Start of Data records

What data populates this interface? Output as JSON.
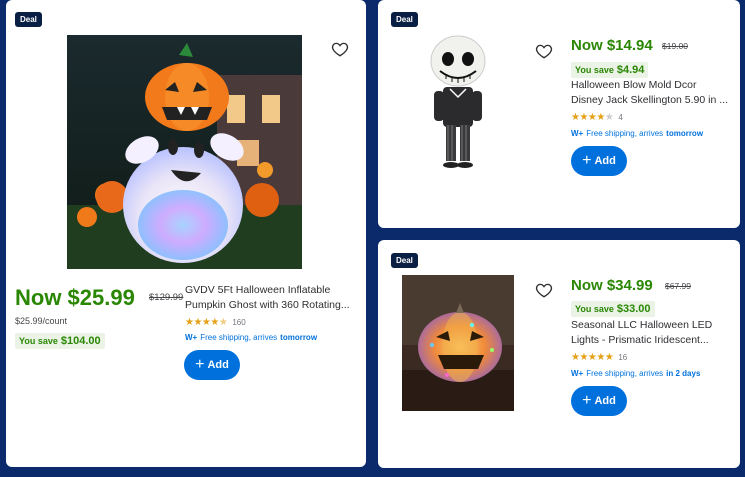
{
  "colors": {
    "page_bg": "#0b2a6b",
    "price_green": "#2a8703",
    "save_bg": "#eaf3e6",
    "button_blue": "#0071dc",
    "deal_bg": "#0a1f44",
    "star": "#e6a117"
  },
  "products": [
    {
      "badge": "Deal",
      "price_now": "Now $25.99",
      "price_was": "$129.99",
      "unit_price": "$25.99/count",
      "you_save_label": "You save",
      "you_save_amount": "$104.00",
      "title_line1": "GVDV 5Ft Halloween Inflatable",
      "title_line2": "Pumpkin Ghost with 360 Rotating...",
      "rating_stars": 4.5,
      "review_count": "160",
      "shipping_prefix": "W+",
      "shipping_text": "Free shipping, arrives",
      "shipping_when": "tomorrow",
      "add_label": "Add",
      "image_icon": "inflatable-pumpkin-ghost-image"
    },
    {
      "badge": "Deal",
      "price_now": "Now $14.94",
      "price_was": "$19.00",
      "you_save_label": "You save",
      "you_save_amount": "$4.94",
      "title_line1": "Halloween Blow Mold Dcor",
      "title_line2": "Disney Jack Skellington 5.90 in ...",
      "rating_stars": 4,
      "review_count": "4",
      "shipping_prefix": "W+",
      "shipping_text": "Free shipping, arrives",
      "shipping_when": "tomorrow",
      "add_label": "Add",
      "image_icon": "jack-skellington-image"
    },
    {
      "badge": "Deal",
      "price_now": "Now $34.99",
      "price_was": "$67.99",
      "you_save_label": "You save",
      "you_save_amount": "$33.00",
      "title_line1": "Seasonal LLC Halloween LED",
      "title_line2": "Lights - Prismatic Iridescent...",
      "rating_stars": 5,
      "review_count": "16",
      "shipping_prefix": "W+",
      "shipping_text": "Free shipping, arrives",
      "shipping_when": "in 2 days",
      "add_label": "Add",
      "image_icon": "iridescent-pumpkin-image"
    }
  ]
}
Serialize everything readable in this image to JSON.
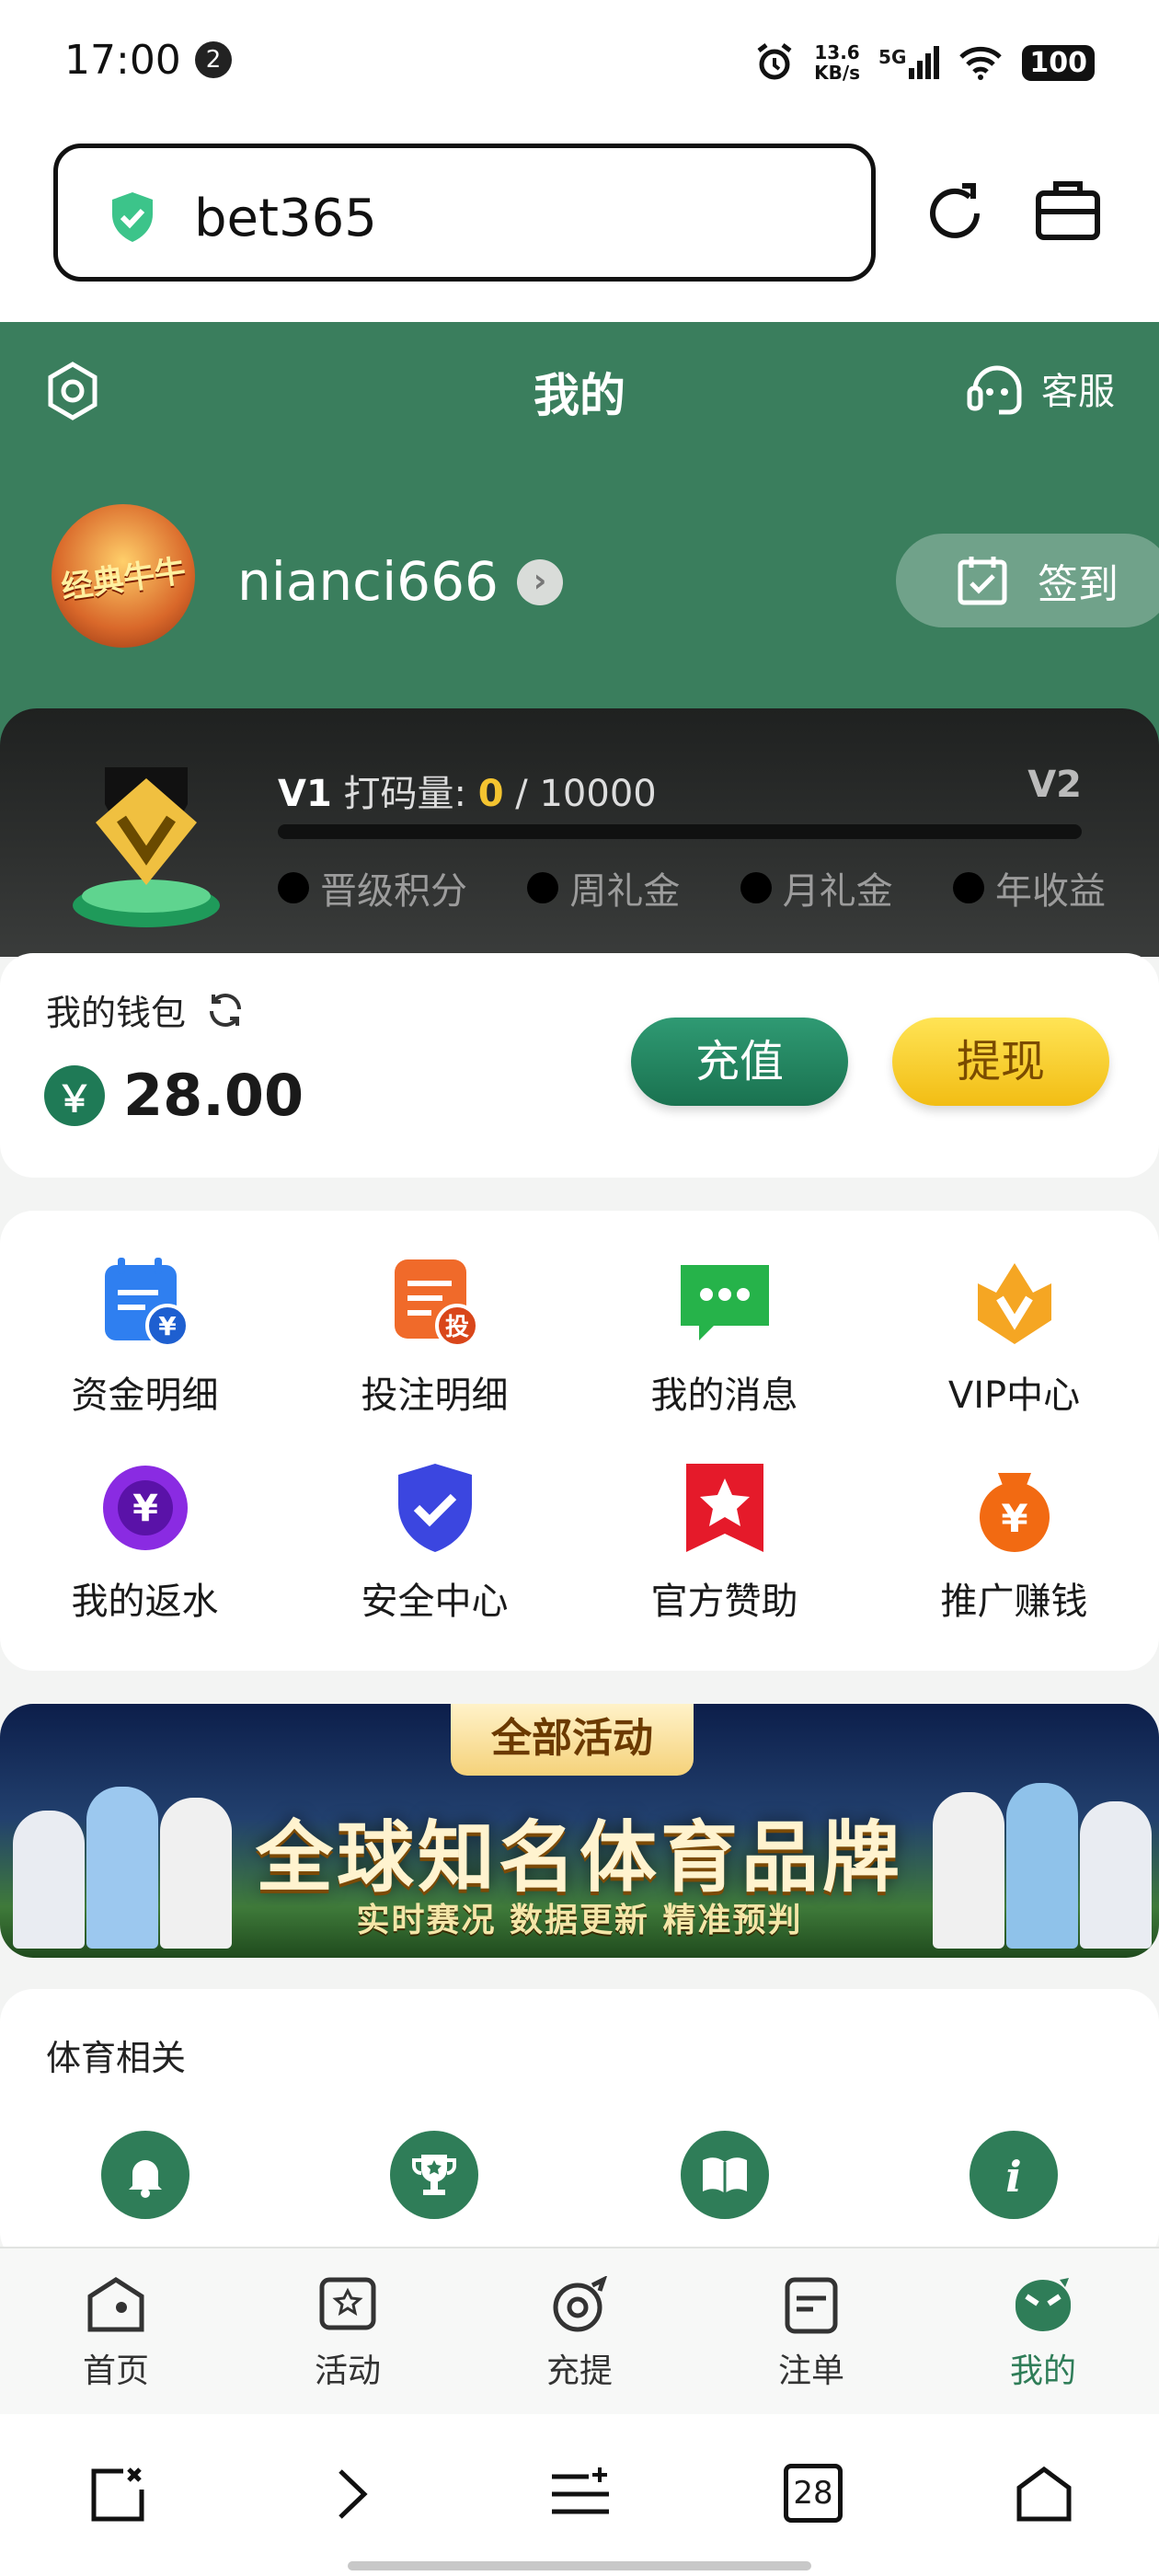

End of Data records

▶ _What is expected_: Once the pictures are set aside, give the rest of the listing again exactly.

▶ _Exercise output_:
What data populates this interface? Output as JSON.
{
  "colors": {
    "page_bg": "#0b2a6b",
    "price_green": "#2a8703",
    "save_bg": "#eaf3e6",
    "button_blue": "#0071dc",
    "deal_bg": "#0a1f44",
    "star": "#e6a117"
  },
  "products": [
    {
      "badge": "Deal",
      "price_now": "Now $25.99",
      "price_was": "$129.99",
      "unit_price": "$25.99/count",
      "you_save_label": "You save",
      "you_save_amount": "$104.00",
      "title_line1": "GVDV 5Ft Halloween Inflatable",
      "title_line2": "Pumpkin Ghost with 360 Rotating...",
      "rating_stars": 4.5,
      "review_count": "160",
      "shipping_prefix": "W+",
      "shipping_text": "Free shipping, arrives",
      "shipping_when": "tomorrow",
      "add_label": "Add",
      "image_icon": "inflatable-pumpkin-ghost-image"
    },
    {
      "badge": "Deal",
      "price_now": "Now $14.94",
      "price_was": "$19.00",
      "you_save_label": "You save",
      "you_save_amount": "$4.94",
      "title_line1": "Halloween Blow Mold Dcor",
      "title_line2": "Disney Jack Skellington 5.90 in ...",
      "rating_stars": 4,
      "review_count": "4",
      "shipping_prefix": "W+",
      "shipping_text": "Free shipping, arrives",
      "shipping_when": "tomorrow",
      "add_label": "Add",
      "image_icon": "jack-skellington-image"
    },
    {
      "badge": "Deal",
      "price_now": "Now $34.99",
      "price_was": "$67.99",
      "you_save_label": "You save",
      "you_save_amount": "$33.00",
      "title_line1": "Seasonal LLC Halloween LED",
      "title_line2": "Lights - Prismatic Iridescent...",
      "rating_stars": 5,
      "review_count": "16",
      "shipping_prefix": "W+",
      "shipping_text": "Free shipping, arrives",
      "shipping_when": "in 2 days",
      "add_label": "Add",
      "image_icon": "iridescent-pumpkin-image"
    }
  ]
}
Serialize everything readable in this image to JSON.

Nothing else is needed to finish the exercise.